As water levels continue to rise in rivers and waterways across the Central Valley, officials are issuing warnings for those hoping to cool off.
The high rivers and lakes are already causing some flooding across the Valley.
Parts of the Kings River will close because of the dangerous conditions.
Fresno County sheriff's officials say they're expecting it to be even busier than Memorial Day this weekend because more college and high school students are graduating, or starting their summer break.
We're starting to see the impact from all the winter snow with rising water levels.
While Fresno County deputies won't close their part of the river just yet, they do ask swimmers to think twice before getting in dangerous waters.
Rivers are roaring and as waterways continue to swell, it could be dangerous for those looking to cool off.
"It has a strong current, and the water is cold. This is not the time to swim in the river," says Sharon Weaver of the San Joaquin River Parkway.
Rising water levels have already caused areas like the Lost Lake recreation area to see some flooding.
Many of the Valley's reservoirs are storing water above 100 percent of the average.
Weaver says they're canceling their canoe and kayak tours until levels start to lower.
"What we're worried about is that we're getting a hot spell, the river is high and the river is very cold."
As a result of Pine Flat water releases, Tulare County sheriff's deputies closed a portion of the Kings River.

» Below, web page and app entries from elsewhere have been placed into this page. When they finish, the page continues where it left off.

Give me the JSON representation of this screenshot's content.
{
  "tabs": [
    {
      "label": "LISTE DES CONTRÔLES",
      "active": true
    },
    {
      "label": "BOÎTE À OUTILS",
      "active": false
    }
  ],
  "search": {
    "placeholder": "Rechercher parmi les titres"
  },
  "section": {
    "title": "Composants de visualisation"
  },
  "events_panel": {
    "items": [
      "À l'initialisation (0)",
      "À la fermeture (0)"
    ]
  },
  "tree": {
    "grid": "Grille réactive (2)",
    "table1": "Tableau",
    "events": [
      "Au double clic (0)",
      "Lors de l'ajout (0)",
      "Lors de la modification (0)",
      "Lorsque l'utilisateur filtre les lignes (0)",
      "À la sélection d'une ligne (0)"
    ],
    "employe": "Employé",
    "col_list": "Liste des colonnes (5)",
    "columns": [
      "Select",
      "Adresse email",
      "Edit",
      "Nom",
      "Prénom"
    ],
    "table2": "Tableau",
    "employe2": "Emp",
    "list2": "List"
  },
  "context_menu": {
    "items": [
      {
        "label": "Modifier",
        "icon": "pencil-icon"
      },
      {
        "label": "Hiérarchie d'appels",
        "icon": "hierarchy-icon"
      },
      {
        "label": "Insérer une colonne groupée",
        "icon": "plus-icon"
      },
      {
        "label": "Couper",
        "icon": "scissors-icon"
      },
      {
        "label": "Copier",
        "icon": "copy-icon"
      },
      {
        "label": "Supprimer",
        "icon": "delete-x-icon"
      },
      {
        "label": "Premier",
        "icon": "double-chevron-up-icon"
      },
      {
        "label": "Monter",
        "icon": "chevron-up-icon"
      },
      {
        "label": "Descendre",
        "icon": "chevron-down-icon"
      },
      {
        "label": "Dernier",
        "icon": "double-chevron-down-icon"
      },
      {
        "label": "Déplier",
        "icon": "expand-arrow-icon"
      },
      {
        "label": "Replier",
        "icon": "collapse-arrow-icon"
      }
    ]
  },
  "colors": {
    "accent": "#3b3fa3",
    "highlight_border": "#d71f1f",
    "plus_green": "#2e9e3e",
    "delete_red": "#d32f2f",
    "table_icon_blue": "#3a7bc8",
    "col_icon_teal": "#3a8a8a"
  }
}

Tony Botti with the Fresno County Sheriff's office says they're not closing their portion of the river just yet, but will have rescue teams ready.
"Our channels run deeper here in Fresno County, so it can accommodate more water. It is running strong, it's 8400 cubic feet per second right now, so understand the power of the river," says Botti.
Along with sheriff's search and rescue, Fresno fire also has teams training along Valley waterways.
Betty Taylor says the river along her house at Wildwood Mobile Home park has breached before but says for now the levels are not concerning.
Folks are being asked to read the signs and watch for fluctuating conditions.
Taylor is keeping an eye on the totem pole behind her home that tells her when the river rises, and when she needs to evacuate.
"When the water rises, I rise," she says.
Deputies will be out patrolling. They want to make sure folks take some steps of their own.
Some of those tips include to avoid drinking before going into the water, keep an eye on kids, and wear a life jacket.
Itching to go boating or swimming? You need to be extra careful this weekend